-We recently acquired one of the original driving consoles from the Seattle Monorail. It is a pretty cool artifact, which you can sort of see in this picture here. Basically it is an L-shaped metal thing with a bunch of dials and knobs and a chair. I was charged with cleaning it. My method of choice? Q-tips and a jar of mild metal cleaner--wielded while crouching on the floor and trying to keep my skirt in some sort of modest configuration over my legs.
-Another new accession was a 1930s doll that was purchased from a Seattle toy store. As I started cataloging it I realized that I was going to have to put a number on every single piece of clothing she had, no matter how tiny. Hard objects (plastic, metal, wood etc.) usually get printed numbers that are adhered with a removable resin, and those numbers can be made quite small. Fabric usually gets numbers written out on twill tape and sewn in--but the twill tape we use is pretty bulky. These clothes were so small and delicate I needed another solution. So I wrote numbers on Tyvek as small as I could and then sewed it down on one side. It turned out pretty well
|Note the printed number on the doll and the tyvek tags on the clothes|
-Do you remember Black Bart? Well, he is out of his crate and ready for action! On Friday I had to hang out with him while the mount makers prepared his mechanized mount. Unlike other projects though, which are done in the privacy of our artifact staging room, this was happening in the center of the grand atrium. So as people came into work and donors passed by for tours, I was there authoritatively guarding a shirtless man in tight pants, lying flat on his back on a table.

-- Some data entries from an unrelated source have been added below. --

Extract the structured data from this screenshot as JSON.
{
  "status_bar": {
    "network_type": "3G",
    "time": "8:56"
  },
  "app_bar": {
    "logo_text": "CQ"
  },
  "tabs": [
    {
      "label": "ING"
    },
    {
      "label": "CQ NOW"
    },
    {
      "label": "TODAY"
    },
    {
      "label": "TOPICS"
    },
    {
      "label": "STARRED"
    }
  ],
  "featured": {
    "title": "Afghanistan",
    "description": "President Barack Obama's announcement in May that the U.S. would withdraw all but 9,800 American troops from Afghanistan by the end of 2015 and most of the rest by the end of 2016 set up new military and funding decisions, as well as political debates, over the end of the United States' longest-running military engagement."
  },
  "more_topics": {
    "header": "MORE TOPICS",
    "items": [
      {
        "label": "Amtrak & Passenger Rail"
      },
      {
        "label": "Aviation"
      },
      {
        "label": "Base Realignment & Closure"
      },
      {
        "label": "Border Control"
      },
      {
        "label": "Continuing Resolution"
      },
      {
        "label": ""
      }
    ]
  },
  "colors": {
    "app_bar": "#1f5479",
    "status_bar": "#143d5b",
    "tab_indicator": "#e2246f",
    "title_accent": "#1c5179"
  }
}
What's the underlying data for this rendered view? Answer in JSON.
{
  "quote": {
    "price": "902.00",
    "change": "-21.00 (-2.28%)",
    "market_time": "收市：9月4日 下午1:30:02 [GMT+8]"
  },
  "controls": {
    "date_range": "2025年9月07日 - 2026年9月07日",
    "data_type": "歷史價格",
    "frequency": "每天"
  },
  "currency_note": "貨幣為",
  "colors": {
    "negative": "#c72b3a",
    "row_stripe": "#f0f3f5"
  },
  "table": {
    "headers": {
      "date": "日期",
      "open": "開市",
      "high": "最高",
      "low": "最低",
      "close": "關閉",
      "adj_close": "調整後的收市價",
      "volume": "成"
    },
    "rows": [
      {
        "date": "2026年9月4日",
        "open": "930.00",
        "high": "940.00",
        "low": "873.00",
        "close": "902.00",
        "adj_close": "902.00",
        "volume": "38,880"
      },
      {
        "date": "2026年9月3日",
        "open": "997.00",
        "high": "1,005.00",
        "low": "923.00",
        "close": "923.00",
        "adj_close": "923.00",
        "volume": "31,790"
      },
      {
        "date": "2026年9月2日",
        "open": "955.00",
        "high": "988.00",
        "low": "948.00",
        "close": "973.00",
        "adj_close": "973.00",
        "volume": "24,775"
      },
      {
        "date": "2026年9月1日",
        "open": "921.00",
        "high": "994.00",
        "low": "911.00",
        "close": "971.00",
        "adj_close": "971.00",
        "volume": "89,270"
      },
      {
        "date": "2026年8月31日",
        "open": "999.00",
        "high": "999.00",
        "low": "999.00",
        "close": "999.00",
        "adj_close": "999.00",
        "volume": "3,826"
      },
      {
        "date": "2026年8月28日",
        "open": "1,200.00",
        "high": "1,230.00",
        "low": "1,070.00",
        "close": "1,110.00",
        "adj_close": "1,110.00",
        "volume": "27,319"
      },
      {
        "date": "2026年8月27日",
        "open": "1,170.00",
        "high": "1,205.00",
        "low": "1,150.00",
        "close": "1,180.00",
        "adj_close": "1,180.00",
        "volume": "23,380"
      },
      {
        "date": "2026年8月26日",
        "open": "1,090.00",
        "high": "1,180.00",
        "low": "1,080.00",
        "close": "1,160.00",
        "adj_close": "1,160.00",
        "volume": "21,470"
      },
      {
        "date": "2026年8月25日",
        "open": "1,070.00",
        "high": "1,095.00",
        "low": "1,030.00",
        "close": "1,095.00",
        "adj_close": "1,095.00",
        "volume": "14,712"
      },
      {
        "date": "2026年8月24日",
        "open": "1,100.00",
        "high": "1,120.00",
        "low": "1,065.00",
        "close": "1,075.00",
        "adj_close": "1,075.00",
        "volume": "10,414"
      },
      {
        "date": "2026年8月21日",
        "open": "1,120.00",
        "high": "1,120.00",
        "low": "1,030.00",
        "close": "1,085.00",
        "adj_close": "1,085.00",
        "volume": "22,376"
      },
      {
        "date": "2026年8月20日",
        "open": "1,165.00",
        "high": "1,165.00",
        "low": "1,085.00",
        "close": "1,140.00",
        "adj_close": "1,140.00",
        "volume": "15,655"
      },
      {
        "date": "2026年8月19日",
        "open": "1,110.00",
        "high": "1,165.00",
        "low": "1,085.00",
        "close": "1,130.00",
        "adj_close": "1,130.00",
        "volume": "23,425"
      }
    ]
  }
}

Then, when we lifted him up to test the mount, I noticed a bunch of scratches so I dutifully took a picture to document the issue:
Yep, just fillin' the work camera with inanimate artifact butt pics.